Think about it this way; James and Jenny Doe are happily married and expecting child. They both have near identical desk jobs at some office building near their nice suburban home and are both being paid exactly the same. Jenny is fully aware that sooner or later she is going to have to take time off for maternity leave. James understands this and feels that he is entitled to equal time off (paternity leave if you will). This example is equal, they both get the same time off, but is it fair? No. It is an unrealistic expectation to believe a woman should still work while with child. It is unsafe for not only the child but the mother as well, and possibly coworkers as well. A man does not have to go through the whole nine months of physically supporting a child inside his body, therefore poor James Doe should not be entitled to equal time off in this situation.
Instead I propose and believe that every minority group, and for that matter every individual in the world, should be striving for equity. Equity is defined as the quality of being fair and impartial whereas equality is defined as the state of being equal or the same in all categories.
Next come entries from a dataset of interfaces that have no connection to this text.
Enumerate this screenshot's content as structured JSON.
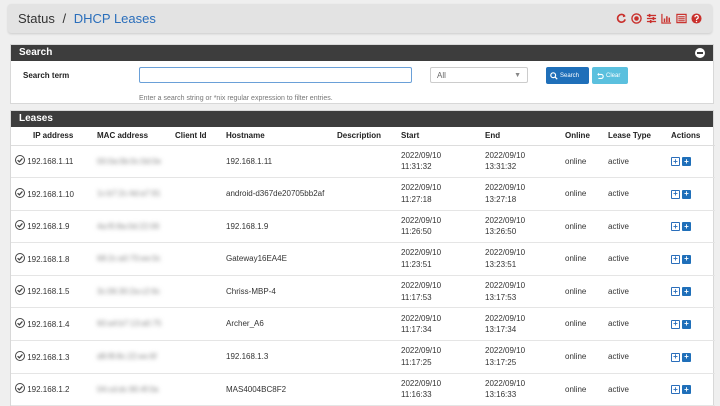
{
  "header": {
    "breadcrumb_root": "Status",
    "breadcrumb_sep": "/",
    "breadcrumb_page": "DHCP Leases",
    "icon_color": "#c9302c",
    "icons": [
      "reload-icon",
      "record-icon",
      "settings-sliders-icon",
      "chart-icon",
      "log-icon",
      "help-icon"
    ]
  },
  "search": {
    "title": "Search",
    "term_label": "Search term",
    "term_value": "",
    "filter_selected": "All",
    "search_button": "Search",
    "clear_button": "Clear",
    "help_text": "Enter a search string or *nix regular expression to filter entries."
  },
  "leases": {
    "title": "Leases",
    "columns": [
      "IP address",
      "MAC address",
      "Client Id",
      "Hostname",
      "Description",
      "Start",
      "End",
      "Online",
      "Lease Type",
      "Actions"
    ],
    "rows": [
      {
        "ip": "192.168.1.11",
        "mac": "00:0a:0b:0c:0d:0e",
        "client_id": "",
        "hostname": "192.168.1.11",
        "description": "",
        "start_date": "2022/09/10",
        "start_time": "11:31:32",
        "end_date": "2022/09/10",
        "end_time": "13:31:32",
        "online": "online",
        "lease_type": "active"
      },
      {
        "ip": "192.168.1.10",
        "mac": "1c:b7:2c:4d:a7:91",
        "client_id": "",
        "hostname": "android-d367de20705bb2af",
        "description": "",
        "start_date": "2022/09/10",
        "start_time": "11:27:18",
        "end_date": "2022/09/10",
        "end_time": "13:27:18",
        "online": "online",
        "lease_type": "active"
      },
      {
        "ip": "192.168.1.9",
        "mac": "4a:f0:8a:0d:22:06",
        "client_id": "",
        "hostname": "192.168.1.9",
        "description": "",
        "start_date": "2022/09/10",
        "start_time": "11:26:50",
        "end_date": "2022/09/10",
        "end_time": "13:26:50",
        "online": "online",
        "lease_type": "active"
      },
      {
        "ip": "192.168.1.8",
        "mac": "68:2c:a0:70:ee:0c",
        "client_id": "",
        "hostname": "Gateway16EA4E",
        "description": "",
        "start_date": "2022/09/10",
        "start_time": "11:23:51",
        "end_date": "2022/09/10",
        "end_time": "13:23:51",
        "online": "online",
        "lease_type": "active"
      },
      {
        "ip": "192.168.1.5",
        "mac": "3c:06:30:2a:c2:6c",
        "client_id": "",
        "hostname": "Chriss-MBP-4",
        "description": "",
        "start_date": "2022/09/10",
        "start_time": "11:17:53",
        "end_date": "2022/09/10",
        "end_time": "13:17:53",
        "online": "online",
        "lease_type": "active"
      },
      {
        "ip": "192.168.1.4",
        "mac": "60:a4:b7:13:a0:75",
        "client_id": "",
        "hostname": "Archer_A6",
        "description": "",
        "start_date": "2022/09/10",
        "start_time": "11:17:34",
        "end_date": "2022/09/10",
        "end_time": "13:17:34",
        "online": "online",
        "lease_type": "active"
      },
      {
        "ip": "192.168.1.3",
        "mac": "d8:f8:8c:22:ee:6f",
        "client_id": "",
        "hostname": "192.168.1.3",
        "description": "",
        "start_date": "2022/09/10",
        "start_time": "11:17:25",
        "end_date": "2022/09/10",
        "end_time": "13:17:25",
        "online": "online",
        "lease_type": "active"
      },
      {
        "ip": "192.168.1.2",
        "mac": "04:cd:dc:90:4f:0a",
        "client_id": "",
        "hostname": "MAS4004BC8F2",
        "description": "",
        "start_date": "2022/09/10",
        "start_time": "11:16:33",
        "end_date": "2022/09/10",
        "end_time": "13:16:33",
        "online": "online",
        "lease_type": "active"
      }
    ]
  }
}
An equitable community would be one that does recognize individuality as well as individual strengths and weaknesses but also does not discriminate against anyone. Consider this for an example of equitability. Jack Doe (James and Jenny Doe’s son) is a 12th grade student in highschool who spends his free time playing rugby for his school. Jacob Doe is his 10th grade brother who is younger (Obviously), smaller and less experienced than his brother when it comes to the sport but beyond that more less the same. They have equal skill levels and because of that Jacob decides he wants to play on the senior team. Because he’s a good player despite his youth he’s allowed to. This upsets Jack who has recently been thinking that he’d like an easier time while playing the sport so Jack gets the idea to try and play down on the junior team. He’s confident that his experience as a senior, not to mention his larger size, will make his time in the junior team a lot easier for him. The coach thinks this is shady business and tells Jack he can’t play on the junior team. This is certainly not equal seeing as they both can’t change teams, but it is equitable (and fair) because it’s allowing a youthful skilled player a challenging opportunity among people of similar skill levels but refusing a sneaky senior player from using his experience as an unfair advantage over the junior teams.
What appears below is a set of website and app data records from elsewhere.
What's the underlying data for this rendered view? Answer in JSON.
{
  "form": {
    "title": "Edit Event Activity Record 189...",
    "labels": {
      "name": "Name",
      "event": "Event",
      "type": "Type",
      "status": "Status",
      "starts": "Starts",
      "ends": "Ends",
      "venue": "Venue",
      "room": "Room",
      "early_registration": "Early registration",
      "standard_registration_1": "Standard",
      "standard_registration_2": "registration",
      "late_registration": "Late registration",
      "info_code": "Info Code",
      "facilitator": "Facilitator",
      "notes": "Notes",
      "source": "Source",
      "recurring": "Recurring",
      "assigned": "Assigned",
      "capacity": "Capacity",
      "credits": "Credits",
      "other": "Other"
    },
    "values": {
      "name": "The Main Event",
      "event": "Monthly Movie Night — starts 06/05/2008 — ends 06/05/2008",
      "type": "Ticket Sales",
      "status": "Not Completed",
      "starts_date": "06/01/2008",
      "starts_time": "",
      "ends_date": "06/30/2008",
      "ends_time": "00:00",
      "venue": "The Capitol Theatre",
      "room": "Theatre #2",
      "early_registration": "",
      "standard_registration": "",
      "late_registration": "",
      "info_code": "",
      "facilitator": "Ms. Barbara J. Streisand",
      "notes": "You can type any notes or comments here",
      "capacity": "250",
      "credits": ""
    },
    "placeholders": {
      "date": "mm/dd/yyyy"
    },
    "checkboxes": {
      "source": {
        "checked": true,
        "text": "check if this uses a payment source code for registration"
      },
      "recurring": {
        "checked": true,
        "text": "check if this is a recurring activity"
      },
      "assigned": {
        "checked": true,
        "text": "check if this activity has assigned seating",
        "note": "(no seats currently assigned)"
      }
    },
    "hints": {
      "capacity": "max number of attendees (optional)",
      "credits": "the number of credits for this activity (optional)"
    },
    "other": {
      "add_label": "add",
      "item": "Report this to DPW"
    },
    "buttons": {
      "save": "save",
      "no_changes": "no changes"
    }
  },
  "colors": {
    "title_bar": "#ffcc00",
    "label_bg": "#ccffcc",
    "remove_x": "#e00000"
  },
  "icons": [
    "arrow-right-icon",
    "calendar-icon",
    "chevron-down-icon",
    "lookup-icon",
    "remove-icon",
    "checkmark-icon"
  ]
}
Imagine it like this, using the circle method, some pretty colours, and my boundless artistic ability with MS Paint.
In this particular case blue represents equity, red represents fairness, yellow represents equality, orange represents both fairness and equality, purple represents equity and equality, and lastly white represents all three. The only missing colour is green because something cannot be both equal and equitable without also being fair.
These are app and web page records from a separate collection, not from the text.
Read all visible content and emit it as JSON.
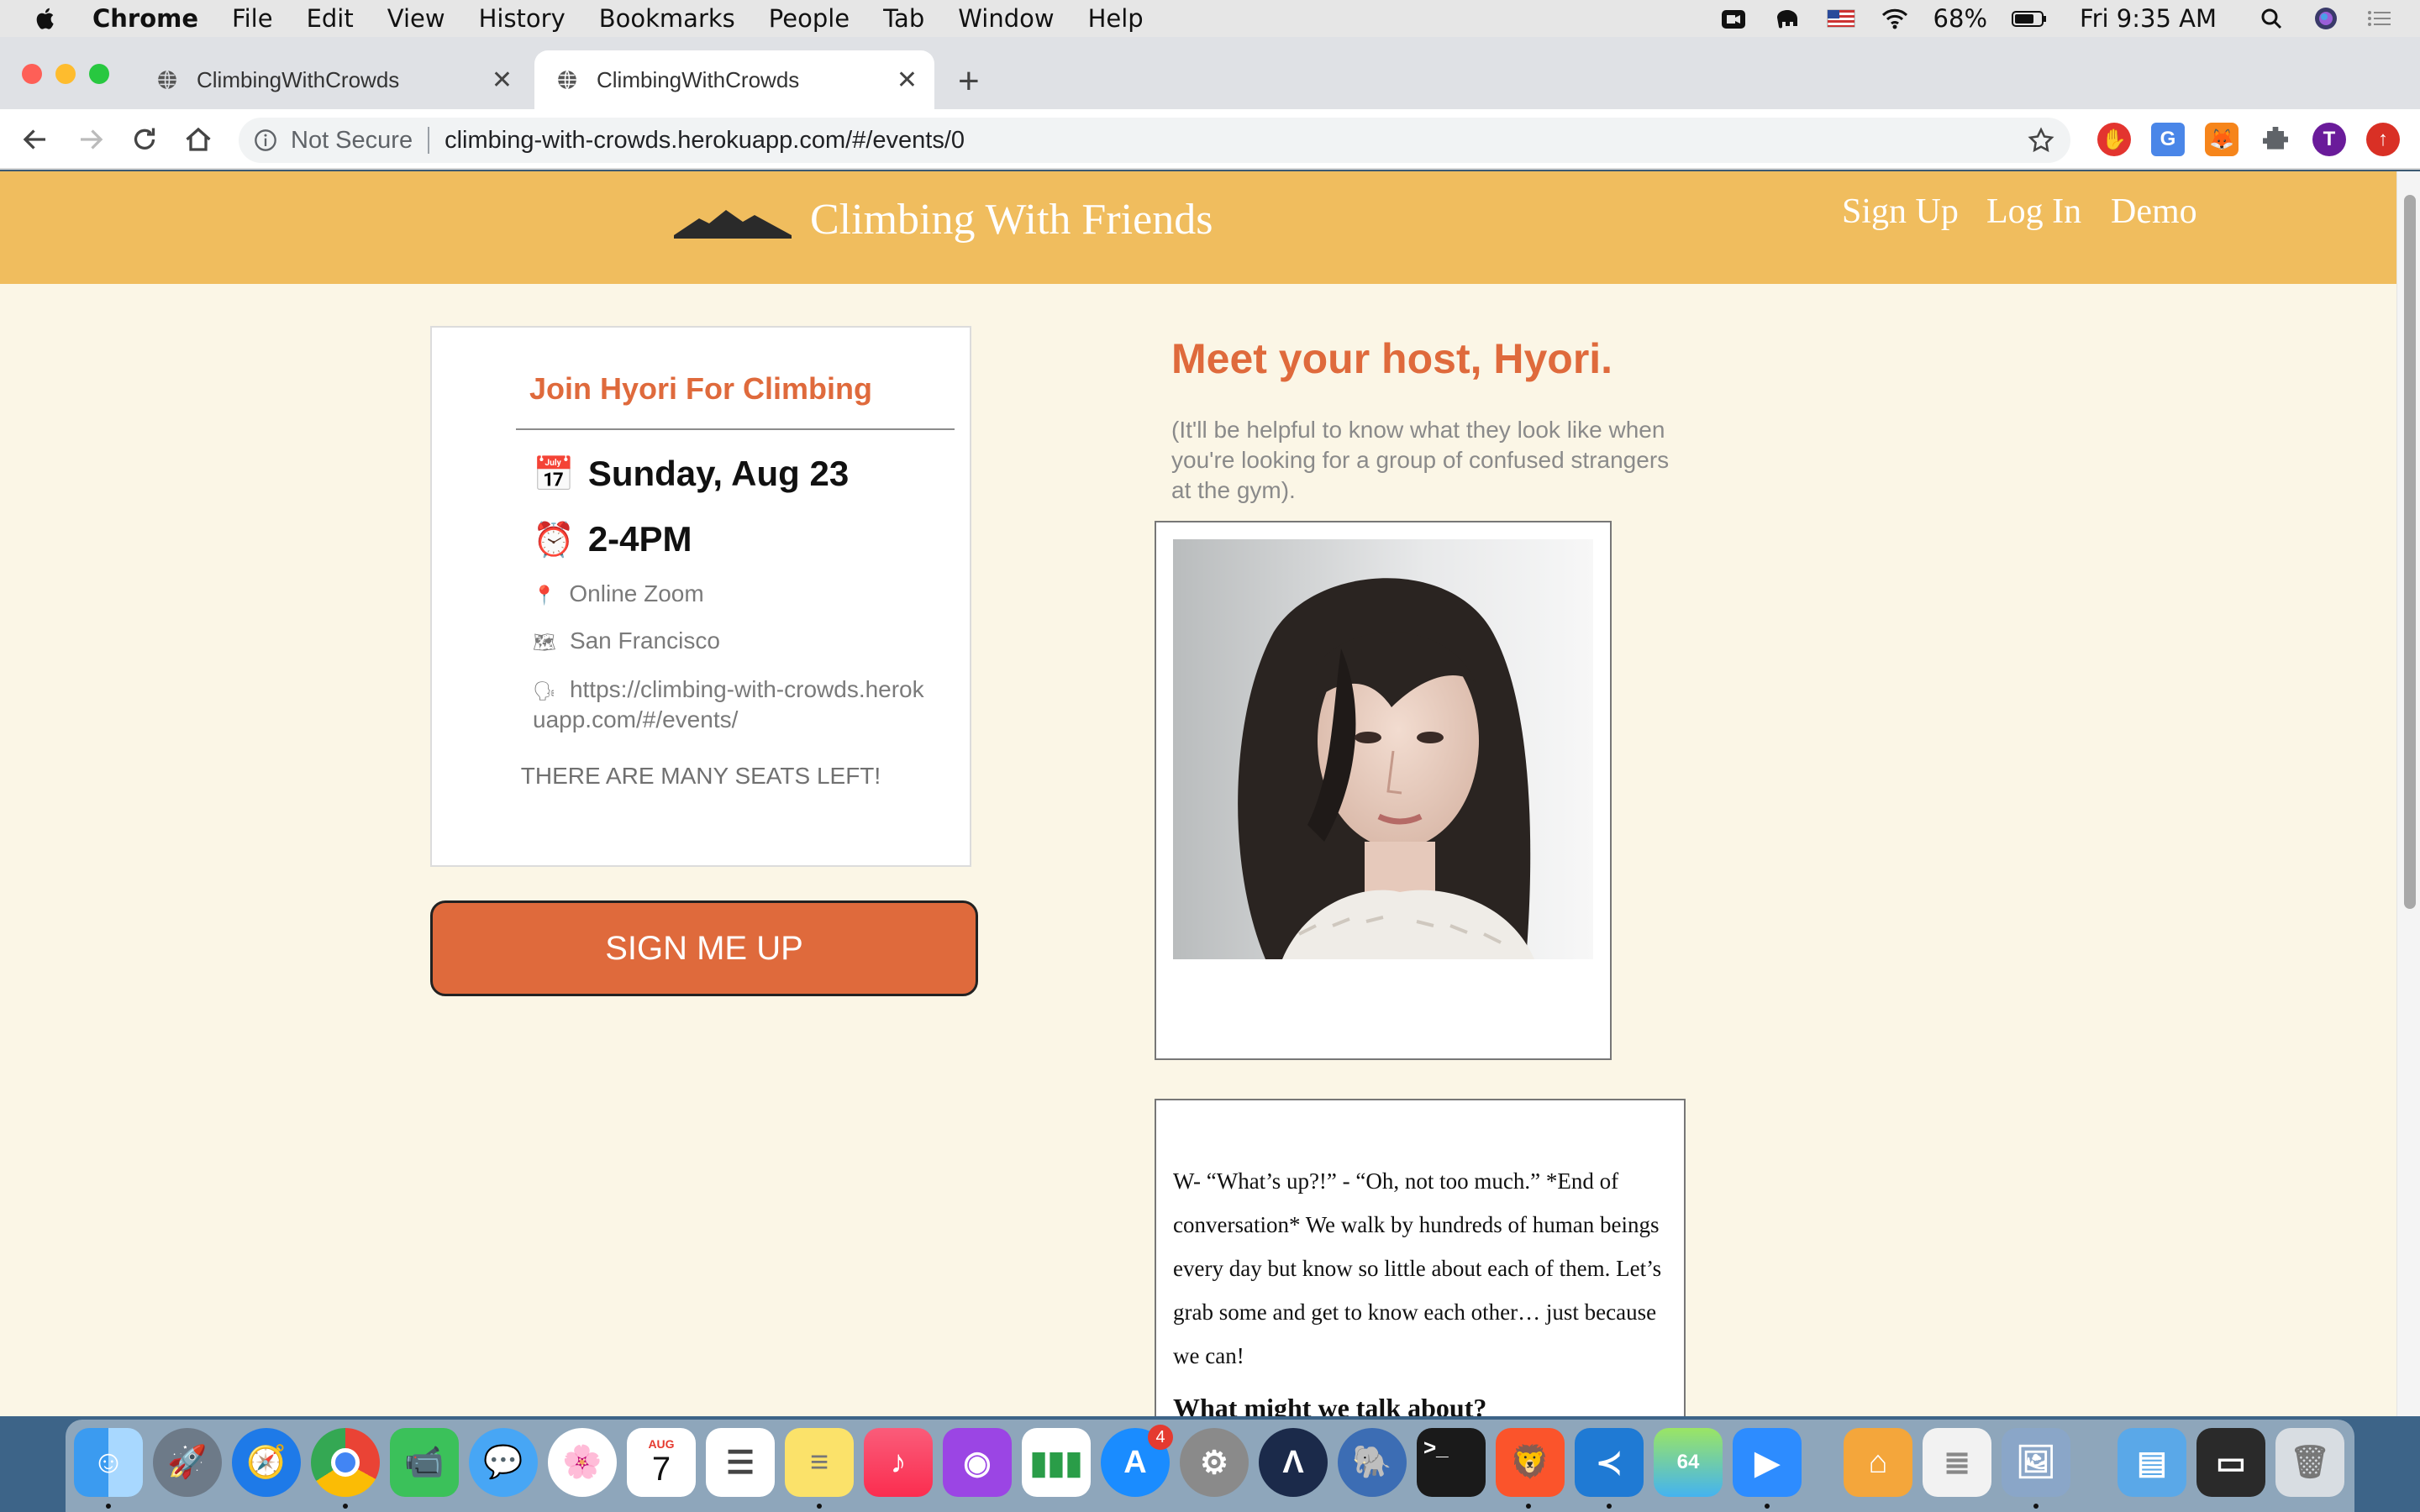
{
  "menubar": {
    "app_name": "Chrome",
    "items": [
      "File",
      "Edit",
      "View",
      "History",
      "Bookmarks",
      "People",
      "Tab",
      "Window",
      "Help"
    ],
    "battery": "68%",
    "clock": "Fri 9:35 AM"
  },
  "browser": {
    "tabs": [
      {
        "title": "ClimbingWithCrowds",
        "active": false
      },
      {
        "title": "ClimbingWithCrowds",
        "active": true
      }
    ],
    "security_label": "Not Secure",
    "url": "climbing-with-crowds.herokuapp.com/#/events/0",
    "profile_initial": "T"
  },
  "site": {
    "title": "Climbing With Friends",
    "nav": [
      "Sign Up",
      "Log In",
      "Demo"
    ]
  },
  "event": {
    "title": "Join Hyori For Climbing",
    "date": "Sunday, Aug 23",
    "time": "2-4PM",
    "location": "Online Zoom",
    "city": "San Francisco",
    "link": "https://climbing-with-crowds.herokuapp.com/#/events/",
    "seats": "THERE ARE MANY SEATS LEFT!",
    "signup_label": "SIGN ME UP",
    "icons": {
      "date": "calendar-icon",
      "time": "alarm-clock-icon",
      "location": "pin-icon",
      "city": "map-icon",
      "link": "speaking-head-icon"
    }
  },
  "host": {
    "heading": "Meet your host, Hyori.",
    "subtext": "(It'll be helpful to know what they look like when you're looking for a group of confused strangers at the gym).",
    "bio": "W- “What’s up?!” - “Oh, not too much.” *End of conversation* We walk by hundreds of human beings every day but know so little about each of them. Let’s grab some and get to know each other… just because we can!",
    "bio_heading": "What might we talk about?"
  },
  "dock": {
    "calendar_month": "AUG",
    "calendar_day": "7",
    "appstore_badge": "4"
  },
  "colors": {
    "header": "#f0bd5e",
    "accent": "#df6a3c",
    "page_bg": "#fbf6e6"
  }
}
I feel that as a population we should be aiming for either the blue, purple or white areas of the diagram. Now I’m not sure if everyone will agree, or if anyone will for that matter, but regardless I don’t write this with the intent of swaying anyone and their ideals, instead I write this simply to share my own opinion in a way I feel that I wasn’t able to the first time around in class.
There’s so much more that needs to happen before we reach that utopian world of fairness and equity and I’m aware of that. I am also aware that there’s so much more I feel should be said but I also understand that I’m already running rather long and I would also like to save something for the comments. With that being said I will leave just one image that I feel accurately depicts the latter half of this specific post.